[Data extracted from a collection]
───
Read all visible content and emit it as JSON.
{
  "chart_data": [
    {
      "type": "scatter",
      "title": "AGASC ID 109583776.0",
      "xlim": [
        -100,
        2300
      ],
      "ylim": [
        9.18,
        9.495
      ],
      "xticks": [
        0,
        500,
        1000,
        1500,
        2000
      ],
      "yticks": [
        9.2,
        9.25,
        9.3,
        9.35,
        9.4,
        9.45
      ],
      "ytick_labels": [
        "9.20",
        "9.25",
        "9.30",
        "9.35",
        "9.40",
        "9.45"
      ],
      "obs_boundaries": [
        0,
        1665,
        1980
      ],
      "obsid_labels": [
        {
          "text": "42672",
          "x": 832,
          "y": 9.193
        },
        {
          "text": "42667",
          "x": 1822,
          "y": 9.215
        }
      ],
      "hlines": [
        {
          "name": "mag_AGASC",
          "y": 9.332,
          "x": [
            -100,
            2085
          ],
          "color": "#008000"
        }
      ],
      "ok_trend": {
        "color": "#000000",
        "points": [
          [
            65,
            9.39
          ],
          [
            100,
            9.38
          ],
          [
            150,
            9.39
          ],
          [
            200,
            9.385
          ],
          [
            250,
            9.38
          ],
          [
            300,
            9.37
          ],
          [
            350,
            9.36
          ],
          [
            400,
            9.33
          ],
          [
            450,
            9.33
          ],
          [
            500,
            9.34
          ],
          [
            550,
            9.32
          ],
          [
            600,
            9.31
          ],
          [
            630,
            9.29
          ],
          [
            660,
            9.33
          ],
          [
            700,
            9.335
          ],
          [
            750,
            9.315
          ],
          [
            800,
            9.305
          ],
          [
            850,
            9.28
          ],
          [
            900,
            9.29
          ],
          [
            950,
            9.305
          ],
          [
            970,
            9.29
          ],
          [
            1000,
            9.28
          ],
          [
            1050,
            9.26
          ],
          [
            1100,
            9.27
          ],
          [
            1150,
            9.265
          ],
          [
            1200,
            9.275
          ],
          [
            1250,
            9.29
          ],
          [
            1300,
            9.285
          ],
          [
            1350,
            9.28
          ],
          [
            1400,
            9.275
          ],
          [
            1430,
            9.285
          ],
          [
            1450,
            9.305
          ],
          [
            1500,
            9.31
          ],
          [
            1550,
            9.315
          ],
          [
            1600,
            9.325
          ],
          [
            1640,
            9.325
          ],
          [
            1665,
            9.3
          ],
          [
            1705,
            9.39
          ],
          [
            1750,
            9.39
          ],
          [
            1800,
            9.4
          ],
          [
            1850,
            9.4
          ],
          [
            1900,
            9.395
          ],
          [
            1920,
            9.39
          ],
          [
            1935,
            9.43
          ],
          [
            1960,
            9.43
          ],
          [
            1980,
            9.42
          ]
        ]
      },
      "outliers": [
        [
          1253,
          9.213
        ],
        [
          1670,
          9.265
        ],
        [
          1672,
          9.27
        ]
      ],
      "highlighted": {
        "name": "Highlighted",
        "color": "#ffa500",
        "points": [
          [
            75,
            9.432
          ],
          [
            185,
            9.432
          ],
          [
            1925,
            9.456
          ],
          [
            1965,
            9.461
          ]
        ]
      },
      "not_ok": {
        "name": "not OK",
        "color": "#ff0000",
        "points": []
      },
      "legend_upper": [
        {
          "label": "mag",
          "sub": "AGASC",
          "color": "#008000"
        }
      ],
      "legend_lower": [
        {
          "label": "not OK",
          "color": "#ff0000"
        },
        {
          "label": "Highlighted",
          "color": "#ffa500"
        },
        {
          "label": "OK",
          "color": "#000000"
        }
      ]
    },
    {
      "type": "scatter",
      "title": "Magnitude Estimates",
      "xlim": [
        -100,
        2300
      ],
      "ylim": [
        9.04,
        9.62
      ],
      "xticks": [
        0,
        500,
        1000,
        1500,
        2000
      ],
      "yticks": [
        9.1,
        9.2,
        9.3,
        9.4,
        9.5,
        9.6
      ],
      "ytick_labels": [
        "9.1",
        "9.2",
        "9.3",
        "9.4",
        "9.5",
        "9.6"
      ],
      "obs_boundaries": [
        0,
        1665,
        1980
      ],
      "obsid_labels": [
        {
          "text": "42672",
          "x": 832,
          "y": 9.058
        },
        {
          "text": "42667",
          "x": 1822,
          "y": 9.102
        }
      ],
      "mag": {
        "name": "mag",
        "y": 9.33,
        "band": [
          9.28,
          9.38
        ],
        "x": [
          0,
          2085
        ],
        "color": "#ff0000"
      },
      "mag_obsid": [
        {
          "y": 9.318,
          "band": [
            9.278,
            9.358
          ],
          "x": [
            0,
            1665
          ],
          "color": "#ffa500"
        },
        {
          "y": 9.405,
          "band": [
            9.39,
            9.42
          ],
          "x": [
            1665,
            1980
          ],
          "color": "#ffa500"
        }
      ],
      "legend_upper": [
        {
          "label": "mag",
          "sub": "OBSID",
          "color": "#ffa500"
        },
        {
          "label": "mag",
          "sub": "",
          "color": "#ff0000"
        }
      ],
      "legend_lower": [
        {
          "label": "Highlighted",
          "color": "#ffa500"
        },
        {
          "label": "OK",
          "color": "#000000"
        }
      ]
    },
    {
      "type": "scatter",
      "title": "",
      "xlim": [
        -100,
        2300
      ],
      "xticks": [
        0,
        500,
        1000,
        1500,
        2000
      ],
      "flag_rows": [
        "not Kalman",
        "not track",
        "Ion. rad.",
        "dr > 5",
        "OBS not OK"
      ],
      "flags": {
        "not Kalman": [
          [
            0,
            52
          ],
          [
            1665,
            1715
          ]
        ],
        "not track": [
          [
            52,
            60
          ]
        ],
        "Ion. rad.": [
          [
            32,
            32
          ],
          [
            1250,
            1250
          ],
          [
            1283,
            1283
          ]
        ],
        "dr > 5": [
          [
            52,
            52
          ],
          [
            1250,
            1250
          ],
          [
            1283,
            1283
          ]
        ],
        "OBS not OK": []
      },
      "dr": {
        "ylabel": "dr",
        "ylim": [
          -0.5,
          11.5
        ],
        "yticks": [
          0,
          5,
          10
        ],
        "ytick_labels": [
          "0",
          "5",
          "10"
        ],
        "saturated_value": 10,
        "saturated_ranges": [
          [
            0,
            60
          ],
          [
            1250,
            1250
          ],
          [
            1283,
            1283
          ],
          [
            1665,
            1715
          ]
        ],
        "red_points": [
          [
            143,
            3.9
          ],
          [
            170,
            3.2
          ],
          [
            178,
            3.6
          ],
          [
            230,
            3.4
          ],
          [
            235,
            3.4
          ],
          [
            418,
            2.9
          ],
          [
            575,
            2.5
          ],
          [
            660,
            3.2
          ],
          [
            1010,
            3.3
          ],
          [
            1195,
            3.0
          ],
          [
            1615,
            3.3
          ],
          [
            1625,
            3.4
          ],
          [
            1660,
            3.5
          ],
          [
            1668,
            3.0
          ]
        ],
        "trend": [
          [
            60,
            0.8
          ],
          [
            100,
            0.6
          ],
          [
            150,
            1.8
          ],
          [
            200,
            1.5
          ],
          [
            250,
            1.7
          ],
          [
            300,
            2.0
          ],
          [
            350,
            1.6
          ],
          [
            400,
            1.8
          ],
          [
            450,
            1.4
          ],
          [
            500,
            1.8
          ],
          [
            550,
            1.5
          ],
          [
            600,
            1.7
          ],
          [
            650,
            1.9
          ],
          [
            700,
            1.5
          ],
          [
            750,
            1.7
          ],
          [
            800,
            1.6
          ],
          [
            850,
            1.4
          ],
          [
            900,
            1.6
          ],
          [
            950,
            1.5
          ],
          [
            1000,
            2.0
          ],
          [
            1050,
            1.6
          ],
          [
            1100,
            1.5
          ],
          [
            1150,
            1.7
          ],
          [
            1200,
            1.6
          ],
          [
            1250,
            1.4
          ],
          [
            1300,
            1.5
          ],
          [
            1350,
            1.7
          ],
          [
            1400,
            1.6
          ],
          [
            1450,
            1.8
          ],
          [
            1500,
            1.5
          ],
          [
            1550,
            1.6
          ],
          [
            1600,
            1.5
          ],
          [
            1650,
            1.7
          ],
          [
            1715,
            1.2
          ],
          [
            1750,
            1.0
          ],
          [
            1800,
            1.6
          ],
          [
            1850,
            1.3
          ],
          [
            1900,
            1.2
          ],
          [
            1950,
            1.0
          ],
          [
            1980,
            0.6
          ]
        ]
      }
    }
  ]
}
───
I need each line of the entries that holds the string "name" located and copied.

          "name": "mag_AGASC",
        "name": "Highlighted",
        "name": "not OK",
        "name": "mag",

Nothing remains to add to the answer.